Fingerboard Hangs – Track increased hang times on small rock climbing holds to gauge finger strength.

Testing your grip 1-2 times per month will help you clearly see your progress over time. Be patient – significant grip gains often take several months. Stay focused and keep training!

Prevent Injury with Wrist and Forearm Stretches

Grip training can place a lot of repetitive stress on the wrists and forearms. It’s important to incorporate flexibility work to minimize injury risk. Try these effective stretches:

Wrist Flexor Stretch – Extend your arm straight out with your palm down. Use the other hand to gently pull back the fingers towards the forearm until a stretch is felt. Hold for 30 seconds, relax, and repeat.
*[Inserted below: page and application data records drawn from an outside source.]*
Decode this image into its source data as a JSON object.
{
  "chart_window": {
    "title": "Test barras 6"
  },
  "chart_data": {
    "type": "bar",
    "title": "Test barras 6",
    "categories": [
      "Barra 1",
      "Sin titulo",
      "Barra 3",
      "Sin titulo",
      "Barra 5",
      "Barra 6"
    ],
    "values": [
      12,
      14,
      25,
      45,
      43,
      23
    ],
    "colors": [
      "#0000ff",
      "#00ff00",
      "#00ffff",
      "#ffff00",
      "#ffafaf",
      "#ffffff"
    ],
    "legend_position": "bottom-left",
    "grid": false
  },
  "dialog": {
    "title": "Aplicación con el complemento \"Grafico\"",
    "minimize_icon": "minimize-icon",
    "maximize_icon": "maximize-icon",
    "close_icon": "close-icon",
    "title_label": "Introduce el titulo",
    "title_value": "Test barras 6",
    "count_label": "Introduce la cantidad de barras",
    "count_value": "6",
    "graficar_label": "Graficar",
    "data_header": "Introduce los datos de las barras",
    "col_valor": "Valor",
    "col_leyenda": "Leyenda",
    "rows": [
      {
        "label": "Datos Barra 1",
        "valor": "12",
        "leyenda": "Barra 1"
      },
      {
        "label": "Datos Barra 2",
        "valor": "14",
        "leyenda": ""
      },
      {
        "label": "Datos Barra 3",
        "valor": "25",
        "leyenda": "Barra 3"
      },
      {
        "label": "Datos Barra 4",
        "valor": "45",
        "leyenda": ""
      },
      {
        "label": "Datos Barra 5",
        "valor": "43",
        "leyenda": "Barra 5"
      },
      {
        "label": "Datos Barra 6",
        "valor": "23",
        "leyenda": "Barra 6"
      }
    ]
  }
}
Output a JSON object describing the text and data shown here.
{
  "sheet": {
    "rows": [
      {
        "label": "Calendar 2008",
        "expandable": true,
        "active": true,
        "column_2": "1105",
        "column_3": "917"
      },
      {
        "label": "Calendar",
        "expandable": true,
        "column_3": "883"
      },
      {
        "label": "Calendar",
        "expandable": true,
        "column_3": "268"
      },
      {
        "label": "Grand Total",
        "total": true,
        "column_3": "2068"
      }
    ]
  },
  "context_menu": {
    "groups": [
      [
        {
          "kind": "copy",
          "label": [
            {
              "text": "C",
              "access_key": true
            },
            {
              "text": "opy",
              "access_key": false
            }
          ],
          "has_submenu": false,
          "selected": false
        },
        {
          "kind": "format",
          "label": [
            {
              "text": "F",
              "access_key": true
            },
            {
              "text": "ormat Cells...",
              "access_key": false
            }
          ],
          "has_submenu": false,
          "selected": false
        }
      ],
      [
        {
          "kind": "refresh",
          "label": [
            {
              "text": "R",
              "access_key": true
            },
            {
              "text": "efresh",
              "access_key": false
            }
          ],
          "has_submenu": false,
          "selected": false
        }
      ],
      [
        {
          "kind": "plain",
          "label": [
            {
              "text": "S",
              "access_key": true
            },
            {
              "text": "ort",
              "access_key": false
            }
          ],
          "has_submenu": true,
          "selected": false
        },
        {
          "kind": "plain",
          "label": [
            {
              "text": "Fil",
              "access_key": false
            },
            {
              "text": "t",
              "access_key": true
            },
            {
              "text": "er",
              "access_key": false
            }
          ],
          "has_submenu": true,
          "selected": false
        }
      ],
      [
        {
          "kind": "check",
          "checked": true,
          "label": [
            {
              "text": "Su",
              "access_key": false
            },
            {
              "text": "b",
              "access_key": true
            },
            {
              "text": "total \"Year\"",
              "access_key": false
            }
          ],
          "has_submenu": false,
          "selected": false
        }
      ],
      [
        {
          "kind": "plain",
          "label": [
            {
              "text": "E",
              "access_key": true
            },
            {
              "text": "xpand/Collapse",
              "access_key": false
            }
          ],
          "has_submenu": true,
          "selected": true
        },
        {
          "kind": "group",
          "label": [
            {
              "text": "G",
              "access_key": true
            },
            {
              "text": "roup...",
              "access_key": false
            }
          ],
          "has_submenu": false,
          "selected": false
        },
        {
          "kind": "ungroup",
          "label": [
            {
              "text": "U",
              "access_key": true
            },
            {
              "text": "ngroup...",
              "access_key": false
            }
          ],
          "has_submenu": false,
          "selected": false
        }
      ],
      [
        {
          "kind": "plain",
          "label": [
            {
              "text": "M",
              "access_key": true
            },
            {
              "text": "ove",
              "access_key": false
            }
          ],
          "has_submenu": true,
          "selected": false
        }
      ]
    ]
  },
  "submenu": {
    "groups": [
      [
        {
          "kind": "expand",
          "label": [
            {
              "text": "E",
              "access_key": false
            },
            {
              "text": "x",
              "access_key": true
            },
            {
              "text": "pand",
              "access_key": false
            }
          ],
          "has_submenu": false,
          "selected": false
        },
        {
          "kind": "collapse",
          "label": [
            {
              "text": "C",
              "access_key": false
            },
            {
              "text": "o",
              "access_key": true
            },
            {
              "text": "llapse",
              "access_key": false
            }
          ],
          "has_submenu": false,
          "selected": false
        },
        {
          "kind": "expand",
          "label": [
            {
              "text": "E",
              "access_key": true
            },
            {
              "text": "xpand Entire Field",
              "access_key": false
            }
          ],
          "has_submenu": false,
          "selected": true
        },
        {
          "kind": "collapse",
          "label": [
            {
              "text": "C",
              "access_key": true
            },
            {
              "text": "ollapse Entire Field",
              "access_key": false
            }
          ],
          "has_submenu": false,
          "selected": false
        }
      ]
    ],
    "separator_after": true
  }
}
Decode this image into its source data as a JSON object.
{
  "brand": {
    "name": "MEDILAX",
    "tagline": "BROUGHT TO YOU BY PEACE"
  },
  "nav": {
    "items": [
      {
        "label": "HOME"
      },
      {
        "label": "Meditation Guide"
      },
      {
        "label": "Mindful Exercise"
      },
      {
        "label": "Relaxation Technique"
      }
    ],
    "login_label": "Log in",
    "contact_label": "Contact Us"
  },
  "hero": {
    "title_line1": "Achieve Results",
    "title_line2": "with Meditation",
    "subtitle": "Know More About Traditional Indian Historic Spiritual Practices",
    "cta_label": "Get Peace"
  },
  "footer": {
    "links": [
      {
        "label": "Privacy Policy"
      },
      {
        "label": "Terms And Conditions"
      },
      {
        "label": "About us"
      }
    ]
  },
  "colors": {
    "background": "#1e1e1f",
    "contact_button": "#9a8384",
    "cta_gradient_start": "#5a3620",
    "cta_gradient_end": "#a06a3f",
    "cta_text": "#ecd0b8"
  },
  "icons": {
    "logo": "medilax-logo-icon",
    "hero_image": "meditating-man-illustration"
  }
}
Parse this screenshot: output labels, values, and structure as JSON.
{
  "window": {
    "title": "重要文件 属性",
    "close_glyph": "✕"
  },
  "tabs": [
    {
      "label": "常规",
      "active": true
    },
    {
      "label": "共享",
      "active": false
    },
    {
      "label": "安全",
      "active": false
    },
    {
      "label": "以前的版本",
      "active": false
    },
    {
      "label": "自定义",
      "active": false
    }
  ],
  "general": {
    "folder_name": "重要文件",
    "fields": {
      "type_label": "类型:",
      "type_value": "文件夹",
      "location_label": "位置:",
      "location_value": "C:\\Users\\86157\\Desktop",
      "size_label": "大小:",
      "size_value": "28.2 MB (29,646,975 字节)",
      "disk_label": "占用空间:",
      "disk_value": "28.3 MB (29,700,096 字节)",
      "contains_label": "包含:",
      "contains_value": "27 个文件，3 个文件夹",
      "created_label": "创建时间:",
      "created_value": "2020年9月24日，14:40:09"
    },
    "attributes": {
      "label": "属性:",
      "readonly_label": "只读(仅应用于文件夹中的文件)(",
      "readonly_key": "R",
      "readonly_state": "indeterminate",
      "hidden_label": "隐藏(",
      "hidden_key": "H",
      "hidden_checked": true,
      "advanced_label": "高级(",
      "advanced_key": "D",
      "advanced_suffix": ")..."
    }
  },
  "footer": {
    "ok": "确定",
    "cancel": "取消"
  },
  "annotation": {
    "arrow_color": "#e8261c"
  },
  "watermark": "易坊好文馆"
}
Wrist Extensor Stretch – Extend your arm straight out with your palm up. Use the other hand to gently pull back the fingers towards the forearm until a stretch is felt. Hold for 30 seconds, relax, and repeat.

Forearm Stretch – Interlace your fingers together with palms facing outward and straighten your arms in front of you. Slowly rotate hands inward until a stretch is felt along the forearms. Hold for 30 seconds.

Finger Flexion Stretch – Start with fingers straight. Use your other hand to bend each finger back until a mild stretch is felt in the finger flexors. Hold for 20 seconds per finger.

Perform 2-3 sets of these stretches after grip sessions. Proper wrist and forearm flexibility will help recovery and prevent overuse injuries like tendinitis.

Nutrition for Grip and Connective Tissue Health

Proper nutrition can help support grip strength and resilience in the tendons and ligaments. Here are some key nutrients to focus on:

Collagen – This structural protein makes up much of the tissue in the hands and wrists. Consuming collagen supplements or collagen-rich foods like bone broth helps maintain integrity.

Vitamin C – Essential for collagen production and connective tissue repair. Citrus fruits, peppers, broccoli, and supplements provide vitamin C.

Gelatin – A hydrolyzed form of collagen that is very bioavailable. Found in supplements and some foods like bone broth.

Vitamin A – Important for cellular health and tissue regeneration. Sweet potatoes, carrots, spinach, and liver offer vitamin A.

Manganese – A mineral that assists collagen formation. Found in nuts, beans, seeds, whole grains, and leafy greens.

Hydration – Staying well hydrated keeps tendons supple and resilient. Aim for at least 2-3 liters of water daily.

Targeting these nutrients through whole food sources or supplements will facilitate recovery and optimize connective tissue health for optimal grip strength.

Grip Training Tips

Follow these tips to maximize gains from your grip training:

  • Train your grip 2-3 times per week on non-consecutive days
  • Vary exercises to stress the muscles from different angles
  • Emphasize time under tension and sustained holds instead of pumping out rapid reps
  • Occasionally use thick-bar implements, which force greater grip effort.
  • Allow time for recovery since forearms have high training capacity.
  • Increase difficulty slowly – grip strength takes patience to build.
  • Add extensor work to prevent muscle imbalance between the palm and back of the forearm.

Dedicated grip work done consistently can pay big dividends in improved performance, injury resilience, and eye-catching muscularity. As the saying goes, “Take hold of the day!” Strong, capable hands allow you to do just that.

About the author

Holden Desalles is a journalist in the new wellness space, covering topics such as CBD, adaptogens, and nootropics. He was formerly a staff writer at the millennial lifestyle website Thought Catalog.

Leave a Reply

Your email address will not be published. Required fields are marked *